WASHINGTON -- Noted space visionary and writer, Sir Arthur C.
Clarke, believes that new images of Mars clearly show the red planet
dotted with patches of vegetation, including trees. Such a find may
help spark a far grander space program more aligned with the
adventure and exploration portrayed in the epic film, 2001: A
Space Odyssey - the collaborative work of both Clarke and
director Stanley Kubrick.
Clarke spoke last night, June 6, via phone from his home in Sri
Lanka as key speaker in the Wernher von Braun Memorial Lecture
series held here at the Smithsonian's National Air and Space Museum.
Poring over images on his home computer taken by the now-orbiting
Mars Global Surveyor (MGS), Clarke said that there are signs of
vegetation evident in the photos.
"I'm quite serious when I say have a really good look at these
new Mars images," Clarke said. "Something is actually moving and
changing with the seasons that suggests, at least, vegetation," he
Clarke repeated several times that he was serious about his
observations, pointing out that he sees something akin to Banyan
trees in some MGS photos.
Science met its match
Joining Clarke in last night's lecture was a panel of space
authorities, Apollo 17 moonwalker, Eugene Cernan, science fiction
writer, Ben Bova, and space historian Fred Ordway.
Cernan said that he has concluded there's little difference
between science fiction and science fact. He said that the only
difference is time, a dimension we know so little about.
"Standing on the surface of the Moon in sunlight, you are
surrounded by the blackest black that you can allow your mind to
conceive. Not darkness, but blackness," Cernan said.
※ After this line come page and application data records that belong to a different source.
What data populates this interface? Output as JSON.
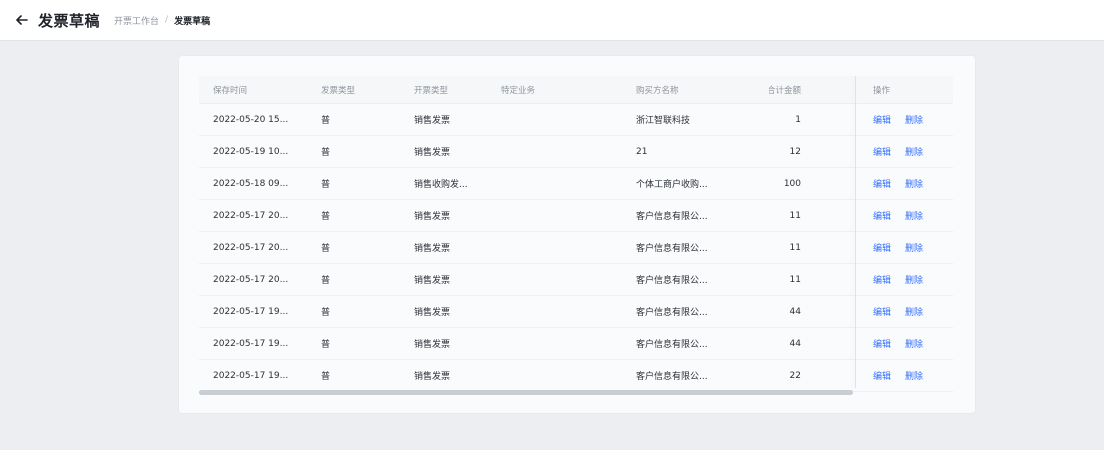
{
  "header": {
    "title": "发票草稿",
    "breadcrumb": [
      "开票工作台",
      "发票草稿"
    ]
  },
  "table": {
    "columns": [
      "保存时间",
      "发票类型",
      "开票类型",
      "特定业务",
      "购买方名称",
      "合计金额",
      "",
      "操作"
    ],
    "rows": [
      {
        "time": "2022-05-20 15...",
        "type": "普",
        "kind": "销售发票",
        "plat": "",
        "buyer": "浙江智联科技",
        "amount": "1",
        "ops": [
          "编辑",
          "删除"
        ]
      },
      {
        "time": "2022-05-19 10...",
        "type": "普",
        "kind": "销售发票",
        "plat": "",
        "buyer": "21",
        "amount": "12",
        "ops": [
          "编辑",
          "删除"
        ]
      },
      {
        "time": "2022-05-18 09...",
        "type": "普",
        "kind": "销售收购发...",
        "plat": "",
        "buyer": "个体工商户收购...",
        "amount": "100",
        "ops": [
          "编辑",
          "删除"
        ]
      },
      {
        "time": "2022-05-17 20...",
        "type": "普",
        "kind": "销售发票",
        "plat": "",
        "buyer": "客户信息有限公...",
        "amount": "11",
        "ops": [
          "编辑",
          "删除"
        ]
      },
      {
        "time": "2022-05-17 20...",
        "type": "普",
        "kind": "销售发票",
        "plat": "",
        "buyer": "客户信息有限公...",
        "amount": "11",
        "ops": [
          "编辑",
          "删除"
        ]
      },
      {
        "time": "2022-05-17 20...",
        "type": "普",
        "kind": "销售发票",
        "plat": "",
        "buyer": "客户信息有限公...",
        "amount": "11",
        "ops": [
          "编辑",
          "删除"
        ]
      },
      {
        "time": "2022-05-17 19...",
        "type": "普",
        "kind": "销售发票",
        "plat": "",
        "buyer": "客户信息有限公...",
        "amount": "44",
        "ops": [
          "编辑",
          "删除"
        ]
      },
      {
        "time": "2022-05-17 19...",
        "type": "普",
        "kind": "销售发票",
        "plat": "",
        "buyer": "客户信息有限公...",
        "amount": "44",
        "ops": [
          "编辑",
          "删除"
        ]
      },
      {
        "time": "2022-05-17 19...",
        "type": "普",
        "kind": "销售发票",
        "plat": "",
        "buyer": "客户信息有限公...",
        "amount": "22",
        "ops": [
          "编辑",
          "删除"
        ]
      }
    ]
  },
  "colors": {
    "link": "#3370ff",
    "background": "#eceef1",
    "title": "#1f2329"
  },
  "icons": {
    "back": "arrow-left-icon"
  }
}
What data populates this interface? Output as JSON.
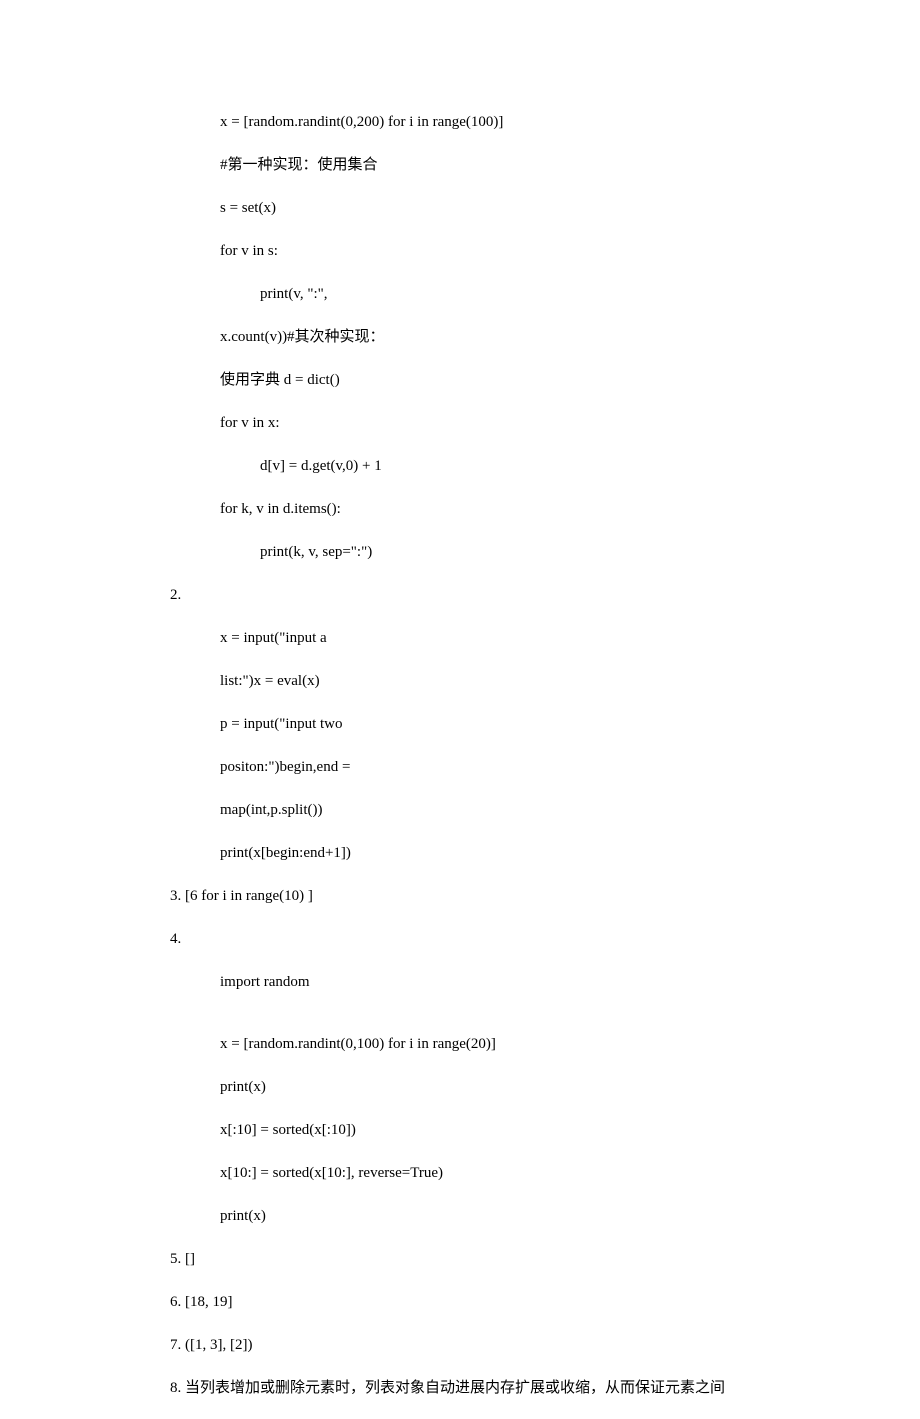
{
  "lines": [
    {
      "cls": "indent-1 line",
      "text": "x = [random.randint(0,200) for i in range(100)]"
    },
    {
      "cls": "indent-1 line",
      "text": "#第一种实现：使用集合"
    },
    {
      "cls": "indent-1 line",
      "text": "s = set(x)"
    },
    {
      "cls": "indent-1 line",
      "text": "for v in s:"
    },
    {
      "cls": "indent-2 line",
      "text": "print(v, \":\","
    },
    {
      "cls": "indent-1 line",
      "text": "x.count(v))#其次种实现："
    },
    {
      "cls": "indent-1 line",
      "text": "使用字典  d = dict()"
    },
    {
      "cls": "indent-1 line",
      "text": "for v in x:"
    },
    {
      "cls": "indent-2 line",
      "text": "d[v] = d.get(v,0) + 1"
    },
    {
      "cls": "indent-1 line",
      "text": "for k, v in d.items():"
    },
    {
      "cls": "indent-2 line",
      "text": "print(k, v, sep=\":\")"
    },
    {
      "cls": "num-line",
      "text": "2."
    },
    {
      "cls": "indent-1 line",
      "text": "x = input(\"input a"
    },
    {
      "cls": "indent-1 line",
      "text": "list:\")x = eval(x)"
    },
    {
      "cls": "indent-1 line",
      "text": "p = input(\"input two"
    },
    {
      "cls": "indent-1 line",
      "text": "positon:\")begin,end ="
    },
    {
      "cls": "indent-1 line",
      "text": "map(int,p.split())"
    },
    {
      "cls": "indent-1 line",
      "text": "print(x[begin:end+1])"
    },
    {
      "cls": "num-line",
      "text": "3. [6 for i in range(10) ]"
    },
    {
      "cls": "num-line",
      "text": "4."
    },
    {
      "cls": "indent-1 gap",
      "text": "import random"
    },
    {
      "cls": "indent-1 line",
      "text": "x = [random.randint(0,100) for i in range(20)]"
    },
    {
      "cls": "indent-1 line",
      "text": "print(x)"
    },
    {
      "cls": "indent-1 line",
      "text": "x[:10] = sorted(x[:10])"
    },
    {
      "cls": "indent-1 line",
      "text": "x[10:] = sorted(x[10:], reverse=True)"
    },
    {
      "cls": "indent-1 line",
      "text": "print(x)"
    },
    {
      "cls": "num-line",
      "text": "5. []"
    },
    {
      "cls": "num-line",
      "text": "6. [18, 19]"
    },
    {
      "cls": "num-line",
      "text": "7. ([1, 3], [2])"
    },
    {
      "cls": "num-line",
      "text": "8. 当列表增加或删除元素时，列表对象自动进展内存扩展或收缩，从而保证元素之间"
    }
  ]
}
That view
affords a person a face-to-face look at the endlessness of time and
the endlessness of space, with Earth moving through that blackness.
What you see is infinity, he said.
"I have looked and focused as far as I can focus on infinity. I
can tell you that it literally does exist," Cernan said.
Awestruck by the vista from his trek to the Moon, now over a
quarter of a century ago, Cernan said that he came to a point "where
science did not have an explanation" for what he saw. "It was just
too beautiful to have happened by accident. Science met its match,"
The other things
Cernan decried the fact that the country's space exploration
agenda today rings hollow compared to the past.
"What's it going to take to get people to dream again, to realize
they can once again do the impossible?" Cernan asked. "John F.
Kennedy said that we plan to go the Moon 'and do those other
things'…we haven't done the other things yet," he said.
Ben Bova said that NASA's program is driven by politics. If
there's no political push and no political will, then "I think it's
going to have to come from the private sector," he said.
How to reactivate America's space program to do bold things "is
the $64 trillion question," Clarke responded by phone. Space tourism
may act as a trigger, he said, as could some major discovery, such
as new findings on Mars.
Ordway said that 2001: A Space Odyssey, and the vision it
portrays, came at a time "when space was on everybody's agenda," he
Old and new worlds
"I think there's a real possibility there may be a propulsion
breakthrough," Clarke said. "The rocket is going to play the same
role in space as the balloon did in aviation. It will be superseded
by something much better," he said.
Cernan said he remains optimistic about the future of space
In the future, people will not only be living on Mars, "they are
going to be coming back to see where their forefathers grew up,"
Cernan said. "I think someday they will be talking about the Old
World and the New World, and we're going to co-exist together.
That's science fiction today, but give us time," he said.
Clarke said however, that such a scenario has one problem.
"I'm afraid the great, great grandchildren won't be very happy
back here on Earth at three times normal gravity," Clarke